◆ PROMPT ◆
Check the records below line by line, and report how many lines include the string "name". No other words are needed.

----------------

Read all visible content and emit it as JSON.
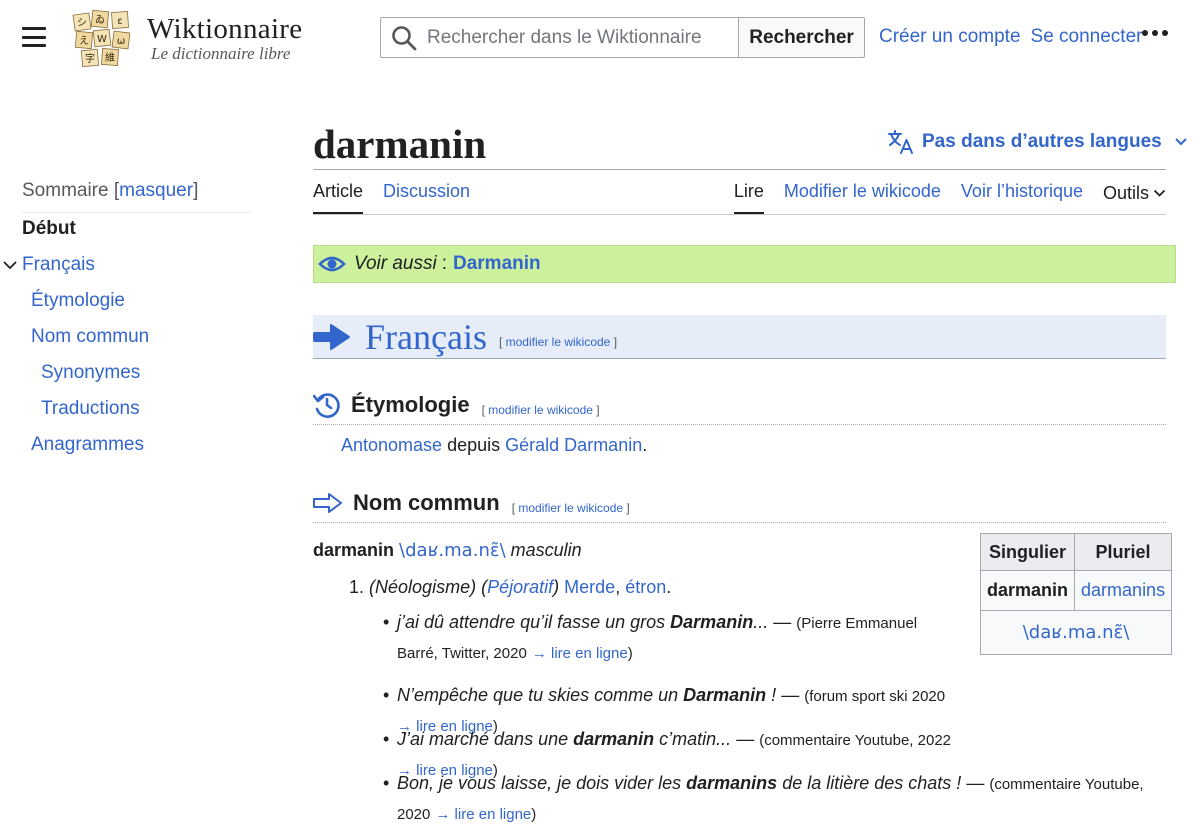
{
  "header": {
    "site_title": "Wiktionnaire",
    "site_tagline": "Le dictionnaire libre",
    "search_placeholder": "Rechercher dans le Wiktionnaire",
    "search_button": "Rechercher",
    "create_account": "Créer un compte",
    "login": "Se connecter"
  },
  "page": {
    "title": "darmanin",
    "languages_button": "Pas dans d’autres langues",
    "tabs_left": [
      "Article",
      "Discussion"
    ],
    "tabs_right": [
      "Lire",
      "Modifier le wikicode",
      "Voir l’historique"
    ],
    "tools": "Outils"
  },
  "toc": {
    "heading": "Sommaire",
    "hide_label": "masquer",
    "items": [
      {
        "label": "Début",
        "level": 0
      },
      {
        "label": "Français",
        "level": 1
      },
      {
        "label": "Étymologie",
        "level": 2
      },
      {
        "label": "Nom commun",
        "level": 2
      },
      {
        "label": "Synonymes",
        "level": 3
      },
      {
        "label": "Traductions",
        "level": 3
      },
      {
        "label": "Anagrammes",
        "level": 2
      }
    ]
  },
  "banner": {
    "label": "Voir aussi",
    "sep": ":",
    "link": "Darmanin"
  },
  "edit_label": "modifier le wikicode",
  "sections": {
    "language": "Français",
    "etymology": {
      "heading": "Étymologie",
      "link1": "Antonomase",
      "text": "depuis",
      "link2": "Gérald Darmanin",
      "end": "."
    },
    "noun": {
      "heading": "Nom commun",
      "headword": "darmanin",
      "ipa": "\\daʁ.ma.nɛ̃\\",
      "gender": "masculin",
      "def_number": "1.",
      "def_tag1": "Néologisme",
      "def_tag2": "Péjoratif",
      "def_link1": "Merde",
      "def_link2": "étron"
    }
  },
  "examples": [
    {
      "before": "j’ai dû attendre qu’il fasse un gros ",
      "bold": "Darmanin",
      "after": "...",
      "source": "(Pierre Emmanuel Barré, Twitter, 2020",
      "link": "→ lire en ligne",
      "close": ")"
    },
    {
      "before": "N’empêche que tu skies comme un ",
      "bold": "Darmanin",
      "after": " !",
      "source": "(forum sport ski 2020",
      "link": "→ lire en ligne",
      "close": ")"
    },
    {
      "before": "J’ai marché dans une ",
      "bold": "darmanin",
      "after": " c’matin...",
      "source": "(commentaire Youtube, 2022",
      "link": "→ lire en ligne",
      "close": ")"
    },
    {
      "before": "Bon, je vous laisse, je dois vider les ",
      "bold": "darmanins",
      "after": " de la litière des chats !",
      "source": "(commentaire Youtube, 2020",
      "link": "→ lire en ligne",
      "close": ")"
    }
  ],
  "flex_table": {
    "headers": [
      "Singulier",
      "Pluriel"
    ],
    "singular": "darmanin",
    "plural": "darmanins",
    "ipa": "\\daʁ.ma.nɛ̃\\"
  },
  "colors": {
    "link": "#3366cc",
    "banner": "#ccf09c",
    "lang_header": "#e6ecf8"
  }
}
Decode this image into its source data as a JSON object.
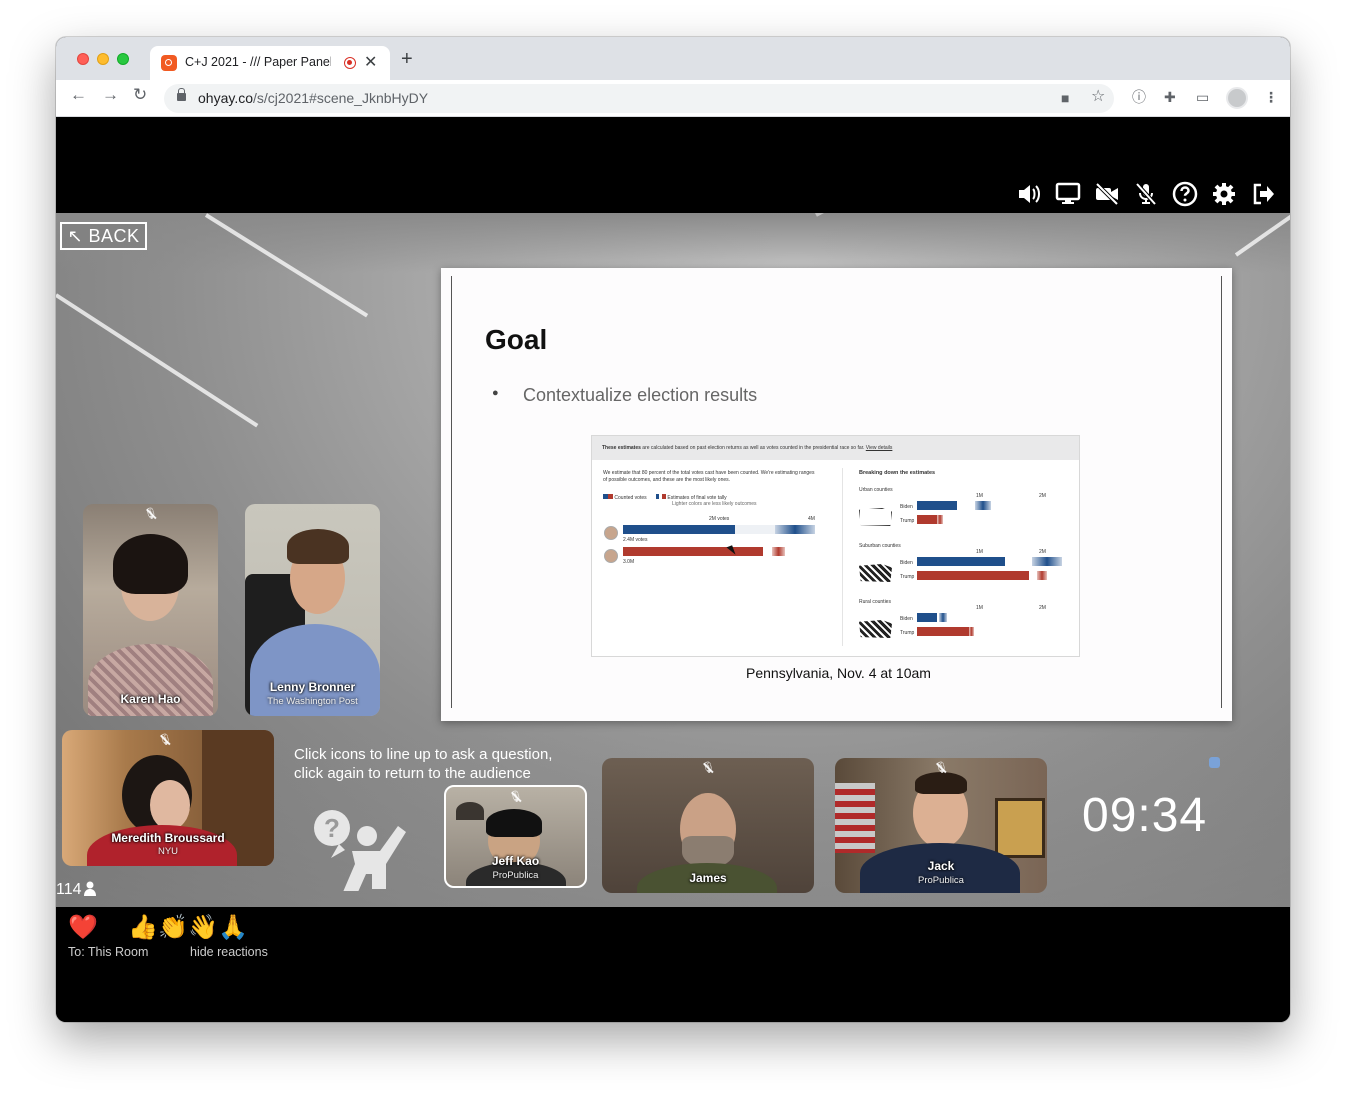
{
  "browser": {
    "tab_title": "C+J 2021 - /// Paper Panel",
    "new_tab": "+",
    "url_host": "ohyay.co",
    "url_path": "/s/cj2021#scene_JknbHyDY"
  },
  "app": {
    "back_label": "BACK",
    "controls": [
      "speaker-icon",
      "screen-share-icon",
      "camera-off-icon",
      "mic-off-icon",
      "help-icon",
      "settings-icon",
      "exit-icon"
    ],
    "slide": {
      "title": "Goal",
      "bullet": "Contextualize election results",
      "caption": "Pennsylvania, Nov. 4 at 10am",
      "embedded": {
        "header_bold": "These estimates",
        "header_text": " are calculated based on past election returns as well as votes counted in the presidential race so far.",
        "header_link": "View details",
        "intro": "We estimate that 80 percent of the total votes cast have been counted. We're estimating ranges of possible outcomes, and these are the most likely ones.",
        "legend_counted": "Counted votes",
        "legend_estimates": "Estimates of final vote tally",
        "legend_note": "Lighter colors are less likely outcomes",
        "axis_2m": "2M votes",
        "axis_4m": "4M",
        "label_biden_total": "2.4M votes",
        "label_trump_total": "3.0M",
        "breakdown_title": "Breaking down the estimates",
        "urban": "Urban counties",
        "suburban": "Suburban counties",
        "rural": "Rural counties",
        "biden": "Biden",
        "trump": "Trump",
        "tick_1m": "1M",
        "tick_2m": "2M"
      }
    },
    "participants": [
      {
        "name": "Karen Hao",
        "org": ""
      },
      {
        "name": "Lenny Bronner",
        "org": "The Washington Post"
      },
      {
        "name": "Meredith Broussard",
        "org": "NYU"
      },
      {
        "name": "Jeff Kao",
        "org": "ProPublica"
      },
      {
        "name": "James",
        "org": ""
      },
      {
        "name": "Jack",
        "org": "ProPublica"
      }
    ],
    "queue_text_line1": "Click icons to line up to ask a question,",
    "queue_text_line2": "click again to return to the audience",
    "timer": "09:34",
    "audience_count": "114",
    "reactions": [
      "❤️",
      "😂",
      "👍",
      "👏",
      "👋",
      "🙏"
    ],
    "reactions_to": "To:  This Room",
    "reactions_hide": "hide reactions"
  },
  "colors": {
    "biden_blue": "#1f4f8b",
    "trump_red": "#b03a2e"
  }
}
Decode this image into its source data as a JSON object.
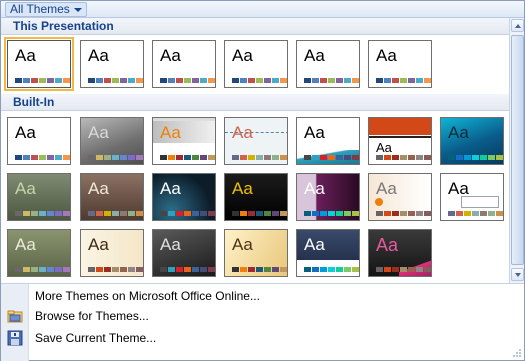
{
  "header": {
    "label": "All Themes"
  },
  "sections": {
    "this_presentation": "This Presentation",
    "built_in": "Built-In"
  },
  "thumb_text": "Aa",
  "menu": {
    "more_themes": "More Themes on Microsoft Office Online...",
    "browse": "Browse for Themes...",
    "save": "Save Current Theme..."
  },
  "palettes": {
    "office": [
      "#1f497d",
      "#4f81bd",
      "#c0504d",
      "#9bbb59",
      "#8064a2",
      "#4bacc6",
      "#f79646",
      "#eeece1"
    ],
    "apex": [
      "#69676d",
      "#ceb966",
      "#9cb084",
      "#6bb1c9",
      "#6585cf",
      "#7e6bc9",
      "#a379bb",
      "#c9c2d1"
    ],
    "aspect": [
      "#323232",
      "#f07f09",
      "#9f2936",
      "#1b587c",
      "#4e8542",
      "#604878",
      "#c19859",
      "#e3ded1"
    ],
    "civic": [
      "#646b86",
      "#d16349",
      "#ccb400",
      "#8cadae",
      "#8c7b70",
      "#8fb08c",
      "#d19049",
      "#c5d1d7"
    ],
    "concourse": [
      "#464646",
      "#2da2bf",
      "#da1f28",
      "#eb641b",
      "#39639d",
      "#474b78",
      "#7d3c4a",
      "#def5fa"
    ],
    "equity": [
      "#696464",
      "#d34817",
      "#9b2d1f",
      "#a28e6a",
      "#956251",
      "#918485",
      "#855d5d",
      "#e9e5dc"
    ],
    "flow": [
      "#04617b",
      "#0f6fc6",
      "#009dd9",
      "#0bd0d9",
      "#10cf9b",
      "#7cca62",
      "#a5c249",
      "#dbf5f9"
    ]
  }
}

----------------

◆ EXERCISE OUTPUT ◆
6